Kid you not! 3 years later my brother asks, "Joy when are we getting our flying cars?" at first I have no idea what he's talking about. "Huh??"... and then I remember. "Wow I just said that to mess around with you!" Laughing. My brother looks completely crushed. "Really? I've been waiting for 3 years for my flying car..." looks sad...

Okie so those are just some of my OSG moments, there are many others that I did not mention but you get the picture. When I think of these moments my OSG fills my heart and I feel so bad!

Surprisingly, by the grace of God, despite these moments my brother and I had a really close relationship. Many of my friends and people around us have said that they've never seen a closer brother/sister relationship. I think we were close because no one could relate with me the way my brother could. We were both Korean Americans in an all caucasian school. We both knew what it was like to struggle with our identity as Asian Americans and struggle with the dichotomy between American and Korean culture.  Even if I found other KA's that struggled like I did, only my brother knew the frustrations of my mom's daechoongness and my dad's sternness. In a time when we felt alone and confused we always had each other. When I faced racism at school and my self esteem was at an all time low, as soon as I got home, all was forgotten, because I was safe, I had my brother. I could talk to my brother about anything and all the stress from peers and parents would melt away. Not only that, my brother made me laugh. His wife disagrees, but till this day I am fully convinced he is the funniest guy ever. No one can make me laugh like my brother. As I said at his wedding rehearsal dinner speech "God gave me my parents to give me my name, He gave me my brother to help me live it out." Good thing my love > than my guilt =)

Me and my brother

Joey and Kaitlyn

Does not want to play with her unless that means....

 Throwing the blanket on her...

 Shes ok.

And he rolls over her...

Climbs on her. 

Kaitlyn loving every minute of it!

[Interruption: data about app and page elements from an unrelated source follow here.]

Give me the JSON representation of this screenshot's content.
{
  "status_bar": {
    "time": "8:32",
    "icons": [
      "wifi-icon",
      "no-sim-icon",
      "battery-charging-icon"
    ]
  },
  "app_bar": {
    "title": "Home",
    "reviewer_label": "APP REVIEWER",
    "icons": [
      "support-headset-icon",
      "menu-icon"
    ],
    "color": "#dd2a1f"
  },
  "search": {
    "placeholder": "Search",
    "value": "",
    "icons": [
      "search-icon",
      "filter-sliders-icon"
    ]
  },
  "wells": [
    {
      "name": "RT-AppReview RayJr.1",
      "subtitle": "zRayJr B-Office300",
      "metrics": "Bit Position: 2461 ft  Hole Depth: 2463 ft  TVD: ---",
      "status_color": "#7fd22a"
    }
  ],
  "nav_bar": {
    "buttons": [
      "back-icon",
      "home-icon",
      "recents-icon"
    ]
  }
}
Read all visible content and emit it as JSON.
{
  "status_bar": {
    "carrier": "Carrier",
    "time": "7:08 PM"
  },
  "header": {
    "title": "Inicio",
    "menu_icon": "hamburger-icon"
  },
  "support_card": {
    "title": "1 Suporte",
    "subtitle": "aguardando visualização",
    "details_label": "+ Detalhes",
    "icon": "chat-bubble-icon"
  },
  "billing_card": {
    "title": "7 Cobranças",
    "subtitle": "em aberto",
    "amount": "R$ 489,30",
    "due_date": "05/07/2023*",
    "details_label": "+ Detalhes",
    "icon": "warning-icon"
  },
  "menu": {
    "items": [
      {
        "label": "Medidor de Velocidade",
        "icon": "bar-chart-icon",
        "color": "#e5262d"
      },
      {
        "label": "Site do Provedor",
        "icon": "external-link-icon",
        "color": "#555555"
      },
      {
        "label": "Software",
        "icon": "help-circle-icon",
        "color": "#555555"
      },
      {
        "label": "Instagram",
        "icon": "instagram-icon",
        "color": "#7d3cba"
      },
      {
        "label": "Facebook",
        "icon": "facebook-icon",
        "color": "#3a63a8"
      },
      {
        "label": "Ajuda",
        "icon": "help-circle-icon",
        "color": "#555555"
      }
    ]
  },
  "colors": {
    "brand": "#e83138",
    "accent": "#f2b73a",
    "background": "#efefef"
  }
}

These past few days it has been very glaringly clear, we live in a dark cruel unpredictable world. I know they will have their share of hardships and struggles. When the world doesn't make sense I hope they will love, protect and be there for each other the way my brother was there for me.